Welcome to your playroom!
Every time your child begins a play therapy session, the therapist always starts the same way by saying, “welcome to your playroom!” This is done to both welcome the child and to set the tone that this will be an experience centered on each individual child’s unique needs. The therapeutic playroom differs in several ways from traditional toy rooms, although it may look familiar to clients. Many counseling playrooms include playhouses, sandboxes, and rows of shelves filled with action/animal figures, costumes, art supplies and more. All these toys are used purposefully. Other therapists have portable kits with fewer, similarly strategic toys.
The key difference between your home playroom and the therapeutic playroom is toy selection. In your home, you might have a cross-section of toys based on recent holiday gifts…or perhaps, your child accrued some bins of hand-me-downs from older siblings. Your child’s toys are likely based on popular opinion from peers, right? Child centered play therapy toys are more deliberately chosen. Determining the therapeutic value of specific toys is about selecting items that encourage children to use their imagination; these items facilitate play to represent the child’s thoughts and feelings.
CCPT founding theorist Garry Landreth1 explains it this way: “toys and materials are used by the child in the act of play to communicate the child’s personal world. Therefore, toys and materials should be selected that facilitate the seven essentials in play therapy:
- Establishment of a positive relationship with the child,
- Expression of a wide range of feelings,
- Exploration of real-life experiences,
- Reality testing of limits,
- Development of a positive self-image,
- Development of self-understanding,
- An opportunity to develop self-control.”
This focused criteria excludes play like competitive games because they do not fall within the seven essentials. The same goes for electronic toys and video games, both of which guide the child into a predetermined direction of play. In this regard, CCPT’s name describes it well. “Child centered” means the child gets to direct their own play wherever their imagination takes them instead of letting a toy or adult dictate what happens.
The power of self directed play

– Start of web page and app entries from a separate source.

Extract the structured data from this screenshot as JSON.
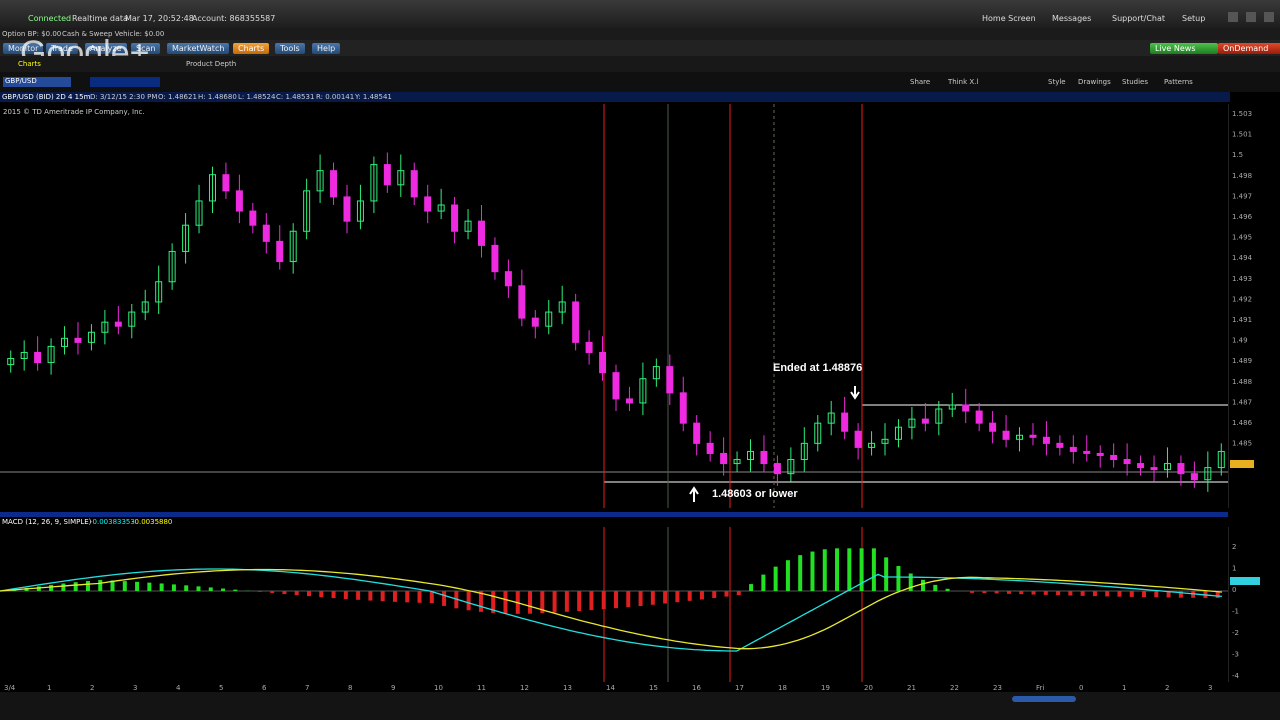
{
  "topbar": {
    "connected": "Connected",
    "realtime": "Realtime data",
    "datetime": "Mar 17, 20:52:48",
    "account": "Account: 868355587",
    "home": "Home Screen",
    "messages": "Messages",
    "support": "Support/Chat",
    "setup": "Setup"
  },
  "subbar": {
    "option_bp": "Option BP: $0.00",
    "cash": "Cash & Sweep Vehicle: $0.00"
  },
  "watermark": "Google+",
  "nav": {
    "tabs": [
      "Monitor",
      "Trade",
      "Analyze",
      "Scan",
      "MarketWatch",
      "Charts",
      "Tools",
      "Help"
    ],
    "active": "Charts",
    "live_news": "Live News",
    "on_demand": "OnDemand"
  },
  "toolrow": {
    "items": [
      "Charts",
      "Product Depth"
    ]
  },
  "chartbar": {
    "symbol": "GBP/USD",
    "tools": [
      "Share",
      "Think X.l",
      "Style",
      "Drawings",
      "Studies",
      "Patterns"
    ]
  },
  "chart_header": {
    "title": "GBP/USD (BID) 2D 4 15m",
    "d": "D: 3/12/15 2:30 PM",
    "o": "O: 1.48621",
    "h": "H: 1.48680",
    "l": "L: 1.48524",
    "c": "C: 1.48531",
    "r": "R: 0.00141",
    "y": "Y: 1.48541"
  },
  "copyright": "2015 © TD Ameritrade IP Company, Inc.",
  "annotations": {
    "ended": "Ended at 1.48876",
    "lower": "1.48603 or lower"
  },
  "macd": {
    "label": "MACD (12, 26, 9, SIMPLE)",
    "value1": "-0.00383353",
    "value2": "-0.0035880"
  },
  "price_axis_labels": [
    "1.503",
    "1.501",
    "1.5",
    "1.498",
    "1.497",
    "1.496",
    "1.495",
    "1.494",
    "1.493",
    "1.492",
    "1.491",
    "1.49",
    "1.489",
    "1.488",
    "1.487",
    "1.486",
    "1.485",
    "1.484"
  ],
  "macd_axis_labels": [
    "2",
    "1",
    "0",
    "-1",
    "-2",
    "-3",
    "-4"
  ],
  "x_axis_labels": [
    "3/4",
    "1",
    "2",
    "3",
    "4",
    "5",
    "6",
    "7",
    "8",
    "9",
    "10",
    "11",
    "12",
    "13",
    "14",
    "15",
    "16",
    "17",
    "18",
    "19",
    "20",
    "21",
    "22",
    "23",
    "Fri",
    "0",
    "1",
    "2",
    "3"
  ],
  "colors": {
    "bull": "#2ef07a",
    "bear": "#ee2be0",
    "hist_pos": "#22e022",
    "hist_neg": "#e02020",
    "macd_line": "#22e0e0",
    "signal_line": "#e8e830",
    "vline": "#ee1a1a"
  },
  "chart_data": {
    "type": "candlestick",
    "symbol": "GBP/USD",
    "closes": [
      1.4912,
      1.4915,
      1.491,
      1.4918,
      1.4922,
      1.492,
      1.4925,
      1.493,
      1.4928,
      1.4935,
      1.494,
      1.495,
      1.4965,
      1.4978,
      1.499,
      1.5003,
      1.4995,
      1.4985,
      1.4978,
      1.497,
      1.496,
      1.4975,
      1.4995,
      1.5005,
      1.4992,
      1.498,
      1.499,
      1.5008,
      1.4998,
      1.5005,
      1.4992,
      1.4985,
      1.4988,
      1.4975,
      1.498,
      1.4968,
      1.4955,
      1.4948,
      1.4932,
      1.4928,
      1.4935,
      1.494,
      1.492,
      1.4915,
      1.4905,
      1.4892,
      1.489,
      1.4902,
      1.4908,
      1.4895,
      1.488,
      1.487,
      1.4865,
      1.486,
      1.4862,
      1.4866,
      1.486,
      1.4855,
      1.4862,
      1.487,
      1.488,
      1.4885,
      1.4876,
      1.4868,
      1.487,
      1.4872,
      1.4878,
      1.4882,
      1.488,
      1.4887,
      1.4889,
      1.4886,
      1.488,
      1.4876,
      1.4872,
      1.4874,
      1.4873,
      1.487,
      1.4868,
      1.4866,
      1.4865,
      1.4864,
      1.4862,
      1.486,
      1.4858,
      1.4857,
      1.486,
      1.4855,
      1.4852,
      1.4858,
      1.4866
    ]
  }
}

Why is the concept of self-directed play crucial to CCPT? Let us look at a typical week for a child. As parents/caregivers, we know the importance of consistency. But, we have a tendency to structure and schedule the creativity right out of children’s lives. In previous generations, children had free time to play as they wished to explore, imagine, pretend, and dream. Today’s world is too often an endless agenda of sports, classes, activities and play-dates. Though well intentioned, adult’s drive to provide children with structured and meaningful activities can have the opposite effect, suppressing emotional and developmental progress.
Albert Einstein is popularly misquoted as saying: “play is the highest form of research.” Many experts actually attribute this quote to educational researcher Neville Scarfe; regardless of the source, the sentiment is true. Children require free, self-directed play as part of their identity development and environmental understanding. This is best expressed in Landreth’s1 commentary; he outlines how play provides the mechanism through which children begin to understand themselves.
Play bridges the gap between concrete experience and abstract thought, and it is the symbolic function of play that is so important…play represents the attempt of children to organize their experiences and may be one of the few times in children’s lives when they feel…in control and…secure. The child-centered play therapy philosophy considers play essential to children’s healthy development. Play gives concrete form and expression to children’s inner worlds. (p. 27)
In today’s blog post, we reviewed two major categories of information. First, we talked about the essential elements of play therapy as outlined by Gary Landreth, the founding father of the theory. Second, we described why self-directed play is so important to the process, and what that means. In the next blog, we will discuss the different ways the trained child play therapist interacts with your child to help her develop healthier emotional and behavioral skills.
Landreth, G. (2012). In Play Therapy – The Art of The Relationship (Vol. 3, pp. 158). New York, NY: Routledge.